BEGIN Provided data

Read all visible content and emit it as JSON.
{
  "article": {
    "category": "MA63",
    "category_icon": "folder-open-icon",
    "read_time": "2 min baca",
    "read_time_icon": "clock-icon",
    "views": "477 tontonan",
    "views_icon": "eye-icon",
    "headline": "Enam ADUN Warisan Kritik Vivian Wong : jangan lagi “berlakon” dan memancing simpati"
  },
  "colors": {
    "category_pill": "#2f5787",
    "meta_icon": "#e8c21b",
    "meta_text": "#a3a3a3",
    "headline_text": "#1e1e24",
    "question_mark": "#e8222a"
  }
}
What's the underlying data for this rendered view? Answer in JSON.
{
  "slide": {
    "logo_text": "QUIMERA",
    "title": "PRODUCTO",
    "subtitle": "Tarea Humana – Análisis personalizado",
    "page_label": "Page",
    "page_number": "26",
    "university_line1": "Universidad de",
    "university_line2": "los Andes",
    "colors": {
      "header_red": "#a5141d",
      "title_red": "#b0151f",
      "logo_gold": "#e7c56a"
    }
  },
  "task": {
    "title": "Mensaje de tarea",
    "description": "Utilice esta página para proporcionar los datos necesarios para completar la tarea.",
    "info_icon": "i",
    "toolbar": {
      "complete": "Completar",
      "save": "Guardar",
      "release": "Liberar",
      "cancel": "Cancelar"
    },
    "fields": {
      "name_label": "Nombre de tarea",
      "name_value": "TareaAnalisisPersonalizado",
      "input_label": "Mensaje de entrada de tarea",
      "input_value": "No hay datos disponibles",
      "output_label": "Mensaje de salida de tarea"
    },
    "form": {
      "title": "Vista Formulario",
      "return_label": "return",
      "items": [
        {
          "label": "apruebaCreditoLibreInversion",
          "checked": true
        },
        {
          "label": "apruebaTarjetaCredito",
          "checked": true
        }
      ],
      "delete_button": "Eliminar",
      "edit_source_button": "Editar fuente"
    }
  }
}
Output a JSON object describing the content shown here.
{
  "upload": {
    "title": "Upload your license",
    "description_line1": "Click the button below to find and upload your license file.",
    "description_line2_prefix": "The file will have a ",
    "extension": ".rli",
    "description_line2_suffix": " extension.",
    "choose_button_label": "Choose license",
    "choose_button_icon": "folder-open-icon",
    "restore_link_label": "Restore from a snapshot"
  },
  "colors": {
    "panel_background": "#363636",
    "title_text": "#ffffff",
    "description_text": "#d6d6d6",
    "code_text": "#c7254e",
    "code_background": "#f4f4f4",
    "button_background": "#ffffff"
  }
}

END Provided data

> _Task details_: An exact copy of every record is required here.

> _Written reply_:
Read all visible content and emit it as JSON.
{
  "article": {
    "category": "MA63",
    "category_icon": "folder-open-icon",
    "read_time": "2 min baca",
    "read_time_icon": "clock-icon",
    "views": "477 tontonan",
    "views_icon": "eye-icon",
    "headline": "Enam ADUN Warisan Kritik Vivian Wong : jangan lagi “berlakon” dan memancing simpati"
  },
  "colors": {
    "category_pill": "#2f5787",
    "meta_icon": "#e8c21b",
    "meta_text": "#a3a3a3",
    "headline_text": "#1e1e24",
    "question_mark": "#e8222a"
  }
}
What's the underlying data for this rendered view? Answer in JSON.
{
  "slide": {
    "logo_text": "QUIMERA",
    "title": "PRODUCTO",
    "subtitle": "Tarea Humana – Análisis personalizado",
    "page_label": "Page",
    "page_number": "26",
    "university_line1": "Universidad de",
    "university_line2": "los Andes",
    "colors": {
      "header_red": "#a5141d",
      "title_red": "#b0151f",
      "logo_gold": "#e7c56a"
    }
  },
  "task": {
    "title": "Mensaje de tarea",
    "description": "Utilice esta página para proporcionar los datos necesarios para completar la tarea.",
    "info_icon": "i",
    "toolbar": {
      "complete": "Completar",
      "save": "Guardar",
      "release": "Liberar",
      "cancel": "Cancelar"
    },
    "fields": {
      "name_label": "Nombre de tarea",
      "name_value": "TareaAnalisisPersonalizado",
      "input_label": "Mensaje de entrada de tarea",
      "input_value": "No hay datos disponibles",
      "output_label": "Mensaje de salida de tarea"
    },
    "form": {
      "title": "Vista Formulario",
      "return_label": "return",
      "items": [
        {
          "label": "apruebaCreditoLibreInversion",
          "checked": true
        },
        {
          "label": "apruebaTarjetaCredito",
          "checked": true
        }
      ],
      "delete_button": "Eliminar",
      "edit_source_button": "Editar fuente"
    }
  }
}
Output a JSON object describing the content shown here.
{
  "upload": {
    "title": "Upload your license",
    "description_line1": "Click the button below to find and upload your license file.",
    "description_line2_prefix": "The file will have a ",
    "extension": ".rli",
    "description_line2_suffix": " extension.",
    "choose_button_label": "Choose license",
    "choose_button_icon": "folder-open-icon",
    "restore_link_label": "Restore from a snapshot"
  },
  "colors": {
    "panel_background": "#363636",
    "title_text": "#ffffff",
    "description_text": "#d6d6d6",
    "code_text": "#c7254e",
    "code_background": "#f4f4f4",
    "button_background": "#ffffff"
  }
}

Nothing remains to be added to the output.